See it if Loved the music; hope they put out a cast album. Jo Lambert as a Joan was amazing. Very entertaining.
Don't see it if It was mostly sung-through. Some might find the way they told the story simplistic. Confusing at times.
See it if you're a super fan of David Byrne or Alex Timbers. Otherwise this is disappointing on all levels
Don't see it if you're offended by a poorly written musical about a female hero written by all men.
See it if you're a hard core fan of Talking Heads
Don't see it if you expect quality musical on par with other shows at the Public Theater. The show is about inner faith and not about external conflicts.
See it if Interesting concept, excellent production, handsome lighting, fine acting and direction. Music not as interesting but worth seeing!
Don't see it if you do not like rock music or contemporary treatment of issues.
See it if you'd enjoy an exuberantly performed musical dramatization of how Joan's devout faith shaped both her life and her death.
Don't see it if you are averse to a show almost entirely about religion.
See it if primarily for powerhouse performance/intensity of Jo Lambert as Joan, inventive choreography
Don't see it if music is monotonous/full of full-throated rock anthems, fails to explore complexities in Joan's character or influence, in all disappointing

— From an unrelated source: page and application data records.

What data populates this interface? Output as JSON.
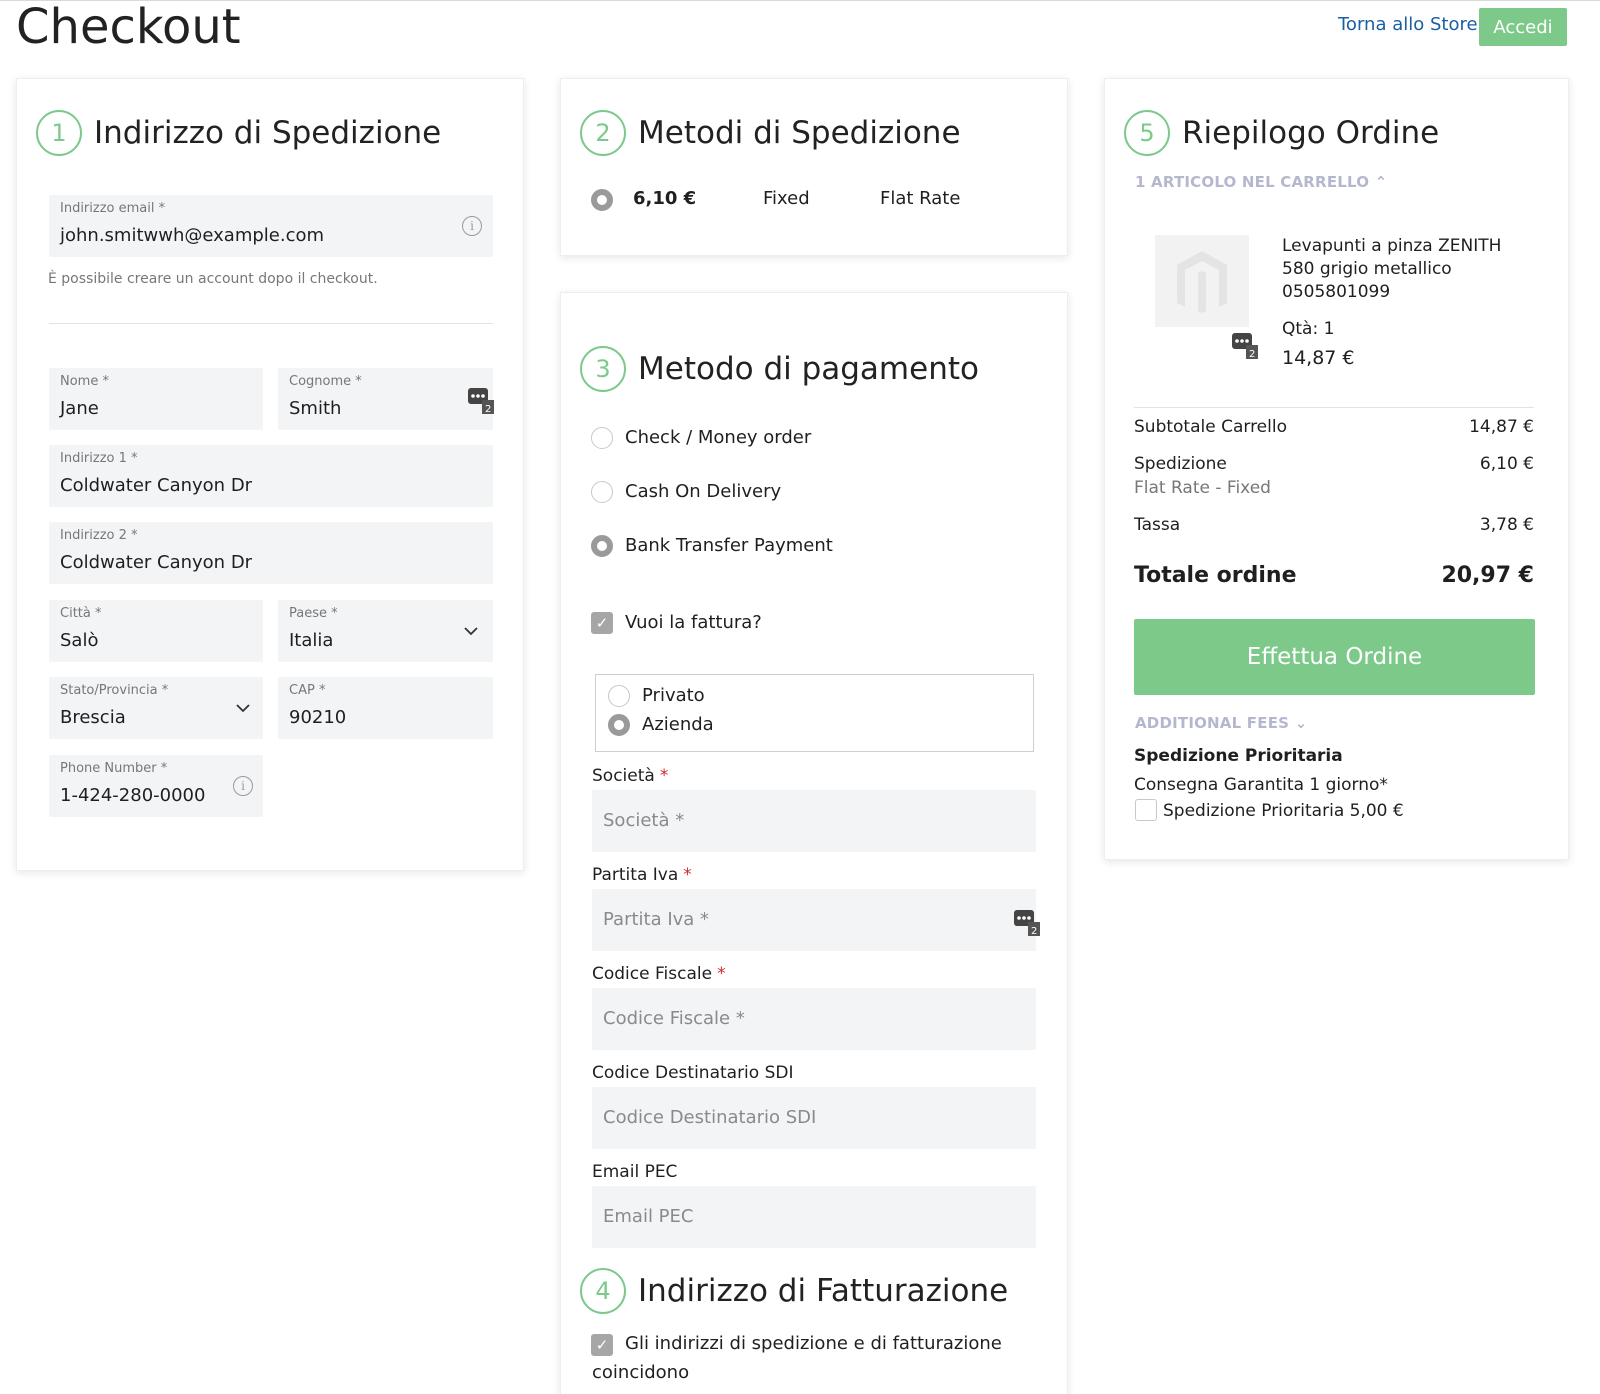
{
  "header": {
    "title": "Checkout",
    "store_link": "Torna allo Store",
    "login_label": "Accedi",
    "accent_color": "#7cc98a"
  },
  "shipping_address": {
    "step": "1",
    "title": "Indirizzo di Spedizione",
    "email": {
      "label": "Indirizzo email *",
      "value": "john.smitwwh@example.com"
    },
    "email_note": "È possibile creare un account dopo il checkout.",
    "first_name": {
      "label": "Nome *",
      "value": "Jane"
    },
    "last_name": {
      "label": "Cognome *",
      "value": "Smith"
    },
    "address1": {
      "label": "Indirizzo 1 *",
      "value": "Coldwater Canyon Dr"
    },
    "address2": {
      "label": "Indirizzo 2 *",
      "value": "Coldwater Canyon Dr"
    },
    "city": {
      "label": "Città *",
      "value": "Salò"
    },
    "country": {
      "label": "Paese *",
      "value": "Italia"
    },
    "region": {
      "label": "Stato/Provincia *",
      "value": "Brescia"
    },
    "zip": {
      "label": "CAP *",
      "value": "90210"
    },
    "phone": {
      "label": "Phone Number *",
      "value": "1-424-280-0000"
    }
  },
  "shipping_methods": {
    "step": "2",
    "title": "Metodi di Spedizione",
    "options": [
      {
        "price": "6,10 €",
        "method": "Fixed",
        "carrier": "Flat Rate",
        "selected": true
      }
    ]
  },
  "payment": {
    "step": "3",
    "title": "Metodo di pagamento",
    "methods": [
      {
        "label": "Check / Money order",
        "selected": false
      },
      {
        "label": "Cash On Delivery",
        "selected": false
      },
      {
        "label": "Bank Transfer Payment",
        "selected": true
      }
    ],
    "invoice_label": "Vuoi la fattura?",
    "invoice_checked": true,
    "customer_types": [
      {
        "label": "Privato",
        "selected": false
      },
      {
        "label": "Azienda",
        "selected": true
      }
    ],
    "fields": [
      {
        "label": "Società",
        "required": "*",
        "placeholder": "Società *"
      },
      {
        "label": "Partita Iva",
        "required": "*",
        "placeholder": "Partita Iva *"
      },
      {
        "label": "Codice Fiscale",
        "required": "*",
        "placeholder": "Codice Fiscale *"
      },
      {
        "label": "Codice Destinatario SDI",
        "required": "",
        "placeholder": "Codice Destinatario SDI"
      },
      {
        "label": "Email PEC",
        "required": "",
        "placeholder": "Email PEC"
      }
    ]
  },
  "billing": {
    "step": "4",
    "title": "Indirizzo di Fatturazione",
    "same_as_shipping_line1": "Gli indirizzi di spedizione e di fatturazione",
    "same_as_shipping_line2": "coincidono",
    "same_checked": true
  },
  "summary": {
    "step": "5",
    "title": "Riepilogo Ordine",
    "cart_count": "1 ARTICOLO NEL CARRELLO",
    "item": {
      "name_line1": "Levapunti a pinza ZENITH",
      "name_line2": "580 grigio metallico",
      "name_line3": "0505801099",
      "qty": "Qtà: 1",
      "price": "14,87 €"
    },
    "subtotal_label": "Subtotale Carrello",
    "subtotal_value": "14,87 €",
    "shipping_label": "Spedizione",
    "shipping_sub": "Flat Rate - Fixed",
    "shipping_value": "6,10 €",
    "tax_label": "Tassa",
    "tax_value": "3,78 €",
    "total_label": "Totale ordine",
    "total_value": "20,97 €",
    "place_order": "Effettua Ordine",
    "additional_fees": "ADDITIONAL FEES",
    "priority_title": "Spedizione Prioritaria",
    "priority_desc": "Consegna Garantita 1 giorno*",
    "priority_option": "Spedizione Prioritaria 5,00 €",
    "priority_checked": false
  }
}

See it if you enjoy an overly political musical that tries hard to be "relevant" with recycled material from the writer's previous work

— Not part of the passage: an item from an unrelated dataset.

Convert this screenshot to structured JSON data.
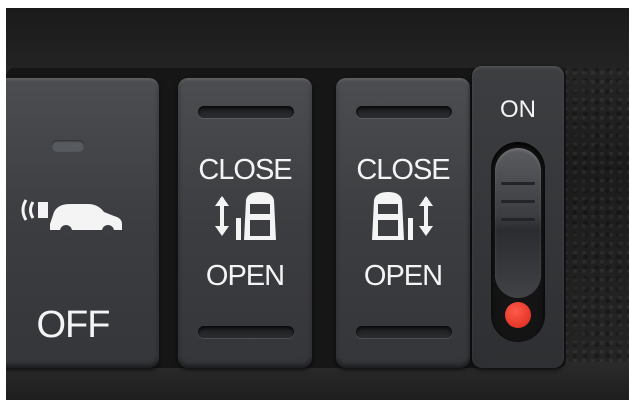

Don't see it if you're looking for a fancy nice out in a theater.
See it if you are prepared to be frustrated by what could have been a great experience marred by banal music. Great staging and performances
Don't see it if you want the whole package. The music is so boring and repetitive that it takes away from the experience. There is no edge or anger to Joan
See it if you are interested in loud pulsing music that all sounds the same for the most part.
Don't see it if you are expecting anywhere near the brilliance of Here Lies Love. This show is a big disappointment compared to that show.
See it if Don't. Just don't. Don't encourage this. A complete misfire on every level. Totally baffling given the talent involved. Let it burn.
Don't see it if See above. Only masochists and the cripplingly curious won't regret their purchase.
See it if You like a sound and light spectacle with loud, repetitive music. Impressive staging and a very strong lead performance
Don't see it if You are thinking it will be as good as "Here Lies Love," the previous collaboration of Timbers & Byrne. The lyrics and music are not strong.
See it if you're a David Byrne fan and if you aren't already familiar with he Joan of Arc story.
Don't see it if you're looking for new insight into or a new way of looking at the Joan of Arc story.
See it if you can grab a cheap ticket and are interested in a work in progress with an interesting concept that's not completely worked out yet
Don't see it if a rock musical of Joan of Arc isn't ideal - or concept musicals are not your cup of tea